Surely, the argument will be from the multi-tied agent that if that group of providers is sufficiently representative of the market as a whole you are getting just as good a service, are you not?
I believe the impetus to turn from a multi-tied agent to an IFA will disappear. Some of the best IFAs started out as tied agents.
My colleague's argument was that tied agents, having turned themselves into multi-ties, would then take a step further and become IFAs because of their clients' desire for a more independent status.
I can see his point and would hope he is right because then this would be the breeding ground for future IFAs who would then be better prepared to become an independent financial adviser than the current system.
But I cannot see this happening because most of the multi-ties will have backing from huge financial organisations. The likelihood is their commission payments will be enhanced and they will get freebies and incentives for staying multi-tied.
Let us hope I am wrong and there are enough individuals who do become IFAs. We, as a group, certainly need a system which produces new IFAs because IFA firms as a group are insufficiently capitalised to take on trainees. This is a huge problem and will become greater as the current crop of IFAs start retiring.
In order for IFAs to differentiate themselves from multi-ties, they have to offer something that is so unique to their clients that their clients would not think of using any other form of service.
What is that unique thing that IFAs must offer? Must IFAs value themselves at a level to which the majority of clients cannot afford? The uniqueness must come from service and added value.
In order to provide this service, I am saying that as an IFA you will probably have to concentrate on the high-net-worth end of your client base because they will be the only ones who generate enough income for it to be commercially viable for you to continue to provide advice.
My personal belief is this is wrong because high-net-worth clients are quite easy to advise really. They have the income to be able to achieve their objectives. All they need is the expertise of an IFA to do that.
The problem lies with clients who are slightly trickier to advise. They have greater need for advice from an IFA but may not at that moment have the income. However, because IFAs are moving their client base towards the higher end, these clients will be left behind and probably will not be offered independent financial advice unless they seek it out. We all know that clients sometimes put convenience before choice, limiting their ability to get the best result for their circumstances.
The job of an IFA is not only to advise the wealthy but also to advise the needy. Many of us do this and there are clients on all of our books that are loss-leaders but we understand that these clients need advice. In fact some of my most satisfying cases have been with this type of client.

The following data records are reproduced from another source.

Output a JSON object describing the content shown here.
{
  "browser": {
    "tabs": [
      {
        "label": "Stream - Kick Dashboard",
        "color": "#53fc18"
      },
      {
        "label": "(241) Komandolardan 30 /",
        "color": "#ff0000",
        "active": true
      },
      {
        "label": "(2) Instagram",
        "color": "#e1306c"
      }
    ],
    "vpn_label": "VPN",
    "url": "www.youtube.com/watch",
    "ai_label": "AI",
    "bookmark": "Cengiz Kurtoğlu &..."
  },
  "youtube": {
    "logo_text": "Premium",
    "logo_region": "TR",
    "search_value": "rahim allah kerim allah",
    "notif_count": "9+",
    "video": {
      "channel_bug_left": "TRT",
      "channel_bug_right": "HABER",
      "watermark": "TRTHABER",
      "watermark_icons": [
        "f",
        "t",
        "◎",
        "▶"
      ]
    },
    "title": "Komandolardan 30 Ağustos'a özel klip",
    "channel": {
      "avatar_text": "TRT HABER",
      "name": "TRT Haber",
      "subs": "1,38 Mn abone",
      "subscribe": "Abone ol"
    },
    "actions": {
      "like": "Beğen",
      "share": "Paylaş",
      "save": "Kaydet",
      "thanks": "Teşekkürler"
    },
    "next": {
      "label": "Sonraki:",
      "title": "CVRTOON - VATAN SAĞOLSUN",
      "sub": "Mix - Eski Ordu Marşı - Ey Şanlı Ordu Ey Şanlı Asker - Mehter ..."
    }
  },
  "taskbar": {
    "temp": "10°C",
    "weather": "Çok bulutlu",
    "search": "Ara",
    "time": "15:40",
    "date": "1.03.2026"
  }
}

I am not saying we should put ourselves out of business to serve the whole market, but we need to place a value on our services that does not alienate a group of our clients. This will be the difficult task for IFAs in the future world of depolarisation when competing with the multi-ties.
I want to be able to advise all clients, irrespective of their net worth. I want to be able to select a client on the basis of whether or not I can help that client, not on the amount of income I will earn. Unfortunately, depolarisation will not allow me to do that. How do we resolve this? I have no idea.
John Winful is principal of John Winful Associates